> _Try it_: Would you output all the entries below without altering a word?
━━━━━ Task material ━━━━━
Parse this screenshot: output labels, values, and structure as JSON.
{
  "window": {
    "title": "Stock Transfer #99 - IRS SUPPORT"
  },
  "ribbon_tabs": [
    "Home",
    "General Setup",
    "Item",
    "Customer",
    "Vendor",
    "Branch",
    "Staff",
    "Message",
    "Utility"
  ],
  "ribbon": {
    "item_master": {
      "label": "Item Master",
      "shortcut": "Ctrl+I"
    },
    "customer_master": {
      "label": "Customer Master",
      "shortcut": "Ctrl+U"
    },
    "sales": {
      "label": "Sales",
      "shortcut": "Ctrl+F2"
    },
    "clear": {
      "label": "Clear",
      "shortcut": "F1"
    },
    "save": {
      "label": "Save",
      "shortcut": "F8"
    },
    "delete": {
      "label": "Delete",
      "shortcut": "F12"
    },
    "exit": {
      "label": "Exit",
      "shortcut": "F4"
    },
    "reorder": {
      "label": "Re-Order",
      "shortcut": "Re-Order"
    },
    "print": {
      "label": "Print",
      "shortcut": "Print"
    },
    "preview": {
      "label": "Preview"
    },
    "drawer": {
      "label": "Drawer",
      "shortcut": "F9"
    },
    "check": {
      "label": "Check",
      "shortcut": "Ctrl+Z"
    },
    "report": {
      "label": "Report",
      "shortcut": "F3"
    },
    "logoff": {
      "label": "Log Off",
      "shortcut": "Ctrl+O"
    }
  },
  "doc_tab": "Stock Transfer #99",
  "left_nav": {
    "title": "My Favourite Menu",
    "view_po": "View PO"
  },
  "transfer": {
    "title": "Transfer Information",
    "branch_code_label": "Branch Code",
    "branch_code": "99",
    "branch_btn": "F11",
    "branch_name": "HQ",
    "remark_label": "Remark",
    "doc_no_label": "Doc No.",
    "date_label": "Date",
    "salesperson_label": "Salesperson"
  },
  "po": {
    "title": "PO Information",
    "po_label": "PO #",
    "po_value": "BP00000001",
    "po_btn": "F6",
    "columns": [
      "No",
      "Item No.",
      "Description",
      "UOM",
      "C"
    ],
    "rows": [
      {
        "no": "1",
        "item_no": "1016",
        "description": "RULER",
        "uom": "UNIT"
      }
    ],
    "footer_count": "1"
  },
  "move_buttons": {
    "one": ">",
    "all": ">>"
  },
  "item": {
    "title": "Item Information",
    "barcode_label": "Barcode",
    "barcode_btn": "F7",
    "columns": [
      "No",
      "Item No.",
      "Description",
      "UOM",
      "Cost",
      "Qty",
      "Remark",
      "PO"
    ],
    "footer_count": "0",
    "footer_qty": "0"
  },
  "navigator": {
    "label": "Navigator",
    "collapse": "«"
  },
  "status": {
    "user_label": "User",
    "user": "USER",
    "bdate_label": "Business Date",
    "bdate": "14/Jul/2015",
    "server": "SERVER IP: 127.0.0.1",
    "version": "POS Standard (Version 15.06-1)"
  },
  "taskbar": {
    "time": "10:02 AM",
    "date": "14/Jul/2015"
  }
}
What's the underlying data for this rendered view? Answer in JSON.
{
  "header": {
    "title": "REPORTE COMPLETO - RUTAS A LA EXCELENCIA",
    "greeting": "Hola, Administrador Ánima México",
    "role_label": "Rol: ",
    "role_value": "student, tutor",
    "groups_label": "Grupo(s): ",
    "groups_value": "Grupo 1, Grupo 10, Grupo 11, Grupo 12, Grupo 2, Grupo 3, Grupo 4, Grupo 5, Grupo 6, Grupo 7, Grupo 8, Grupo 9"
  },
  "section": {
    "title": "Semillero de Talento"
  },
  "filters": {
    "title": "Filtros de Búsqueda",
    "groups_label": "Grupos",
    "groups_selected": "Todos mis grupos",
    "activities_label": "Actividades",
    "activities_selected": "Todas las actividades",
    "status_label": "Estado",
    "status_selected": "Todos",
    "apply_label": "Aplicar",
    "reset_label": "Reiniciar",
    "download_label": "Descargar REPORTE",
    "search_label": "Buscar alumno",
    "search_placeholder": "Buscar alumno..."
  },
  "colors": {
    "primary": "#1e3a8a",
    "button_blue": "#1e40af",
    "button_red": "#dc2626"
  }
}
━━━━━
> _Solution for this exercise_:
Parse this screenshot: output labels, values, and structure as JSON.
{
  "window": {
    "title": "Stock Transfer #99 - IRS SUPPORT"
  },
  "ribbon_tabs": [
    "Home",
    "General Setup",
    "Item",
    "Customer",
    "Vendor",
    "Branch",
    "Staff",
    "Message",
    "Utility"
  ],
  "ribbon": {
    "item_master": {
      "label": "Item Master",
      "shortcut": "Ctrl+I"
    },
    "customer_master": {
      "label": "Customer Master",
      "shortcut": "Ctrl+U"
    },
    "sales": {
      "label": "Sales",
      "shortcut": "Ctrl+F2"
    },
    "clear": {
      "label": "Clear",
      "shortcut": "F1"
    },
    "save": {
      "label": "Save",
      "shortcut": "F8"
    },
    "delete": {
      "label": "Delete",
      "shortcut": "F12"
    },
    "exit": {
      "label": "Exit",
      "shortcut": "F4"
    },
    "reorder": {
      "label": "Re-Order",
      "shortcut": "Re-Order"
    },
    "print": {
      "label": "Print",
      "shortcut": "Print"
    },
    "preview": {
      "label": "Preview"
    },
    "drawer": {
      "label": "Drawer",
      "shortcut": "F9"
    },
    "check": {
      "label": "Check",
      "shortcut": "Ctrl+Z"
    },
    "report": {
      "label": "Report",
      "shortcut": "F3"
    },
    "logoff": {
      "label": "Log Off",
      "shortcut": "Ctrl+O"
    }
  },
  "doc_tab": "Stock Transfer #99",
  "left_nav": {
    "title": "My Favourite Menu",
    "view_po": "View PO"
  },
  "transfer": {
    "title": "Transfer Information",
    "branch_code_label": "Branch Code",
    "branch_code": "99",
    "branch_btn": "F11",
    "branch_name": "HQ",
    "remark_label": "Remark",
    "doc_no_label": "Doc No.",
    "date_label": "Date",
    "salesperson_label": "Salesperson"
  },
  "po": {
    "title": "PO Information",
    "po_label": "PO #",
    "po_value": "BP00000001",
    "po_btn": "F6",
    "columns": [
      "No",
      "Item No.",
      "Description",
      "UOM",
      "C"
    ],
    "rows": [
      {
        "no": "1",
        "item_no": "1016",
        "description": "RULER",
        "uom": "UNIT"
      }
    ],
    "footer_count": "1"
  },
  "move_buttons": {
    "one": ">",
    "all": ">>"
  },
  "item": {
    "title": "Item Information",
    "barcode_label": "Barcode",
    "barcode_btn": "F7",
    "columns": [
      "No",
      "Item No.",
      "Description",
      "UOM",
      "Cost",
      "Qty",
      "Remark",
      "PO"
    ],
    "footer_count": "0",
    "footer_qty": "0"
  },
  "navigator": {
    "label": "Navigator",
    "collapse": "«"
  },
  "status": {
    "user_label": "User",
    "user": "USER",
    "bdate_label": "Business Date",
    "bdate": "14/Jul/2015",
    "server": "SERVER IP: 127.0.0.1",
    "version": "POS Standard (Version 15.06-1)"
  },
  "taskbar": {
    "time": "10:02 AM",
    "date": "14/Jul/2015"
  }
}
What's the underlying data for this rendered view? Answer in JSON.
{
  "header": {
    "title": "REPORTE COMPLETO - RUTAS A LA EXCELENCIA",
    "greeting": "Hola, Administrador Ánima México",
    "role_label": "Rol: ",
    "role_value": "student, tutor",
    "groups_label": "Grupo(s): ",
    "groups_value": "Grupo 1, Grupo 10, Grupo 11, Grupo 12, Grupo 2, Grupo 3, Grupo 4, Grupo 5, Grupo 6, Grupo 7, Grupo 8, Grupo 9"
  },
  "section": {
    "title": "Semillero de Talento"
  },
  "filters": {
    "title": "Filtros de Búsqueda",
    "groups_label": "Grupos",
    "groups_selected": "Todos mis grupos",
    "activities_label": "Actividades",
    "activities_selected": "Todas las actividades",
    "status_label": "Estado",
    "status_selected": "Todos",
    "apply_label": "Aplicar",
    "reset_label": "Reiniciar",
    "download_label": "Descargar REPORTE",
    "search_label": "Buscar alumno",
    "search_placeholder": "Buscar alumno..."
  },
  "colors": {
    "primary": "#1e3a8a",
    "button_blue": "#1e40af",
    "button_red": "#dc2626"
  }
}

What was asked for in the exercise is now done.